This is where the problem arises - to my knowledge, text sizes should not scale proportionally like this, right?
If I use Chrome developer tools and play around with the width of the responsive viewport, text size isn’t increasing or decreasing. However when viewing Figma prototypes, it seems like the text size is dependant on the size of the screen you’re viewing it on.
Ah, you’re talking about the scaling feature of the prototype viewer in particular. I guess what you’re asking for is instead of just “100%”, “Fit”, “Fill”, and “Width”, there should be some sort of Responsive view where the frame is scaled to fit, but the elements within the frame adapt using constraints, auto-layout, etc. to the available space.
I LIKE that idea!
Yeah I think that would be great, although I seem to remember reading somewhere that this would be extremely complex with the way the prototype viewer has been built.
Regardless of that potential feature, I’d be interested to get others’ opinions on how I could approach the original problem I had at the start of this post:
My client didn’t like the text sizing across their whole site, so I redesigned it with updated text sizing. The problem was that due to these scaling issues we’ve highlighted, I’m not sure of the best way to present a prototype to this client that will be the most accurate representation of how the actual, coded site would look.
It seems that it’s totally dependant on what frame size we design with, and what screen size they view the prototype with. If I design on a 1440px wide frame, but they view it on a 1920px wide monitor, there are only two options:
- Scale up the design to fit the 1920px wide monitor
- View it at 100% size, which means the prototype will only take up half the screen
Both of these won’t be great experiences, nor will they give a realistic idea of what the final design will look like.
Hi guys, I’m a frontend developer, please make your designs using a width of 1440px, and a starting height of 820px, that’s the screen real estate of a Macbook Pro 13,3’’ considering the browser top bar of 80px.
I recommend that size because it usually scales up really well, the same sizes look good in a Full HD monitor. However, when I get a design created in frames of 1920x1080, they are already too big for laptop screens, in which case I usually have to resize the elements 80% so that they look good on laptops.
Sorry to ask it again, but what is the bottom line?
which frame screen (screen size) is better to design in Figma?
that can fit for websites or dashboards,
Thank you (:
Short Answer: 1280 is the perfect size to design for web.
Coming from a visual programming/no-code perspective, the rule of thumb we use is to work in multiples that start with 320.
320 is the width of the smallest mobile screen on the market, although it might be completely gone in the future, there are still people viewing websites on these puny resolutions.
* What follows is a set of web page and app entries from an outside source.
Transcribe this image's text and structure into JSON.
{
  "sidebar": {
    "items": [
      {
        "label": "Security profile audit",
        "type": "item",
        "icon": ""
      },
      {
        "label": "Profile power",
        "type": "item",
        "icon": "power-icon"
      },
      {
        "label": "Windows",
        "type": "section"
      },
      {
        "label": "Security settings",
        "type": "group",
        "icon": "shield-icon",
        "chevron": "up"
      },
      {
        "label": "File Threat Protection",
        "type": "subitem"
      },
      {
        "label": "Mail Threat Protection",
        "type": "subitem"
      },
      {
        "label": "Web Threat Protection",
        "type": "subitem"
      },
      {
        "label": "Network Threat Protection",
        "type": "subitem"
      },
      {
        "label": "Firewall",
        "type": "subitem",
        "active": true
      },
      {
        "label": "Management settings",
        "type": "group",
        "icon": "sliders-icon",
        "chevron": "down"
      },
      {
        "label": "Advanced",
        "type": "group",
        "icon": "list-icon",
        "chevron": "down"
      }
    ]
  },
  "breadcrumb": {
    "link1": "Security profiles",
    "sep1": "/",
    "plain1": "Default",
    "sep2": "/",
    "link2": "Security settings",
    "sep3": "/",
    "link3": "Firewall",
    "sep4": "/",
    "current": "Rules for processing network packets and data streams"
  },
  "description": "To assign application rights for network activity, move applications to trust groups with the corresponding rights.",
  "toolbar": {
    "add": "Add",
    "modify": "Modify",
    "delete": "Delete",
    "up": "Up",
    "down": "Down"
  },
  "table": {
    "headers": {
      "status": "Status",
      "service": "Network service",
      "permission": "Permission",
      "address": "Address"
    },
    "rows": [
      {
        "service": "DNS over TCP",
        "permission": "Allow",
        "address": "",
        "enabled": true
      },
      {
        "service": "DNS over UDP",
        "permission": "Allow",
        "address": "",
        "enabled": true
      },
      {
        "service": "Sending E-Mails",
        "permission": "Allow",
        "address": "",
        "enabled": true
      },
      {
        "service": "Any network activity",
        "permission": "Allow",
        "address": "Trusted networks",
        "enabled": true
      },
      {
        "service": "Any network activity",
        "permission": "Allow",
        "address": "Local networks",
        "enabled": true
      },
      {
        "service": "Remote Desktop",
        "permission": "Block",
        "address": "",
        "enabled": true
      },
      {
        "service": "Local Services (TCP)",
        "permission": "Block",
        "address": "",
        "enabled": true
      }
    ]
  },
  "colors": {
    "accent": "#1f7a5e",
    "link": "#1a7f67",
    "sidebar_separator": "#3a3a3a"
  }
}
You set your breakpoints in multiples of 320. So the first one will be 640 and that covers tiny tablet devices. Next one from that is 960 which is larger tablets and tiny laptops. Then comes the first major one, 1280. This covers standard size laptops. From there, you move up to 1,600 and 1920. Double 1920 to get 3860 or true 4K displays. You can keep going up from there but that is not very practical.
Everything is always nice and neat and works like magic on 20 point grids. There is really no sense in working in 1440 but you can if you want to, because again, 1440 is exactly half way between 1600 and 1280 (160px each way X 2 = drum roll please… 320)
So you can cut scene however you want and use all sorts of different grids, gutters, etc. But again, that is just more work at the end, especially when responsiveness must be a given from the get go.
P.S. Yes, text sizing will not change when you go from 1920 to 1280 or 320. But if you are designing with 4K displays in mind, you might want to set conditionals that increase font size when the audience/viewer screen is larger than 1920. 14/16/18 and 24 can look very small on large displays, etc.
Hi, check my response below and hopefully that gives you some insight.
senseful response, which is understandable. thanks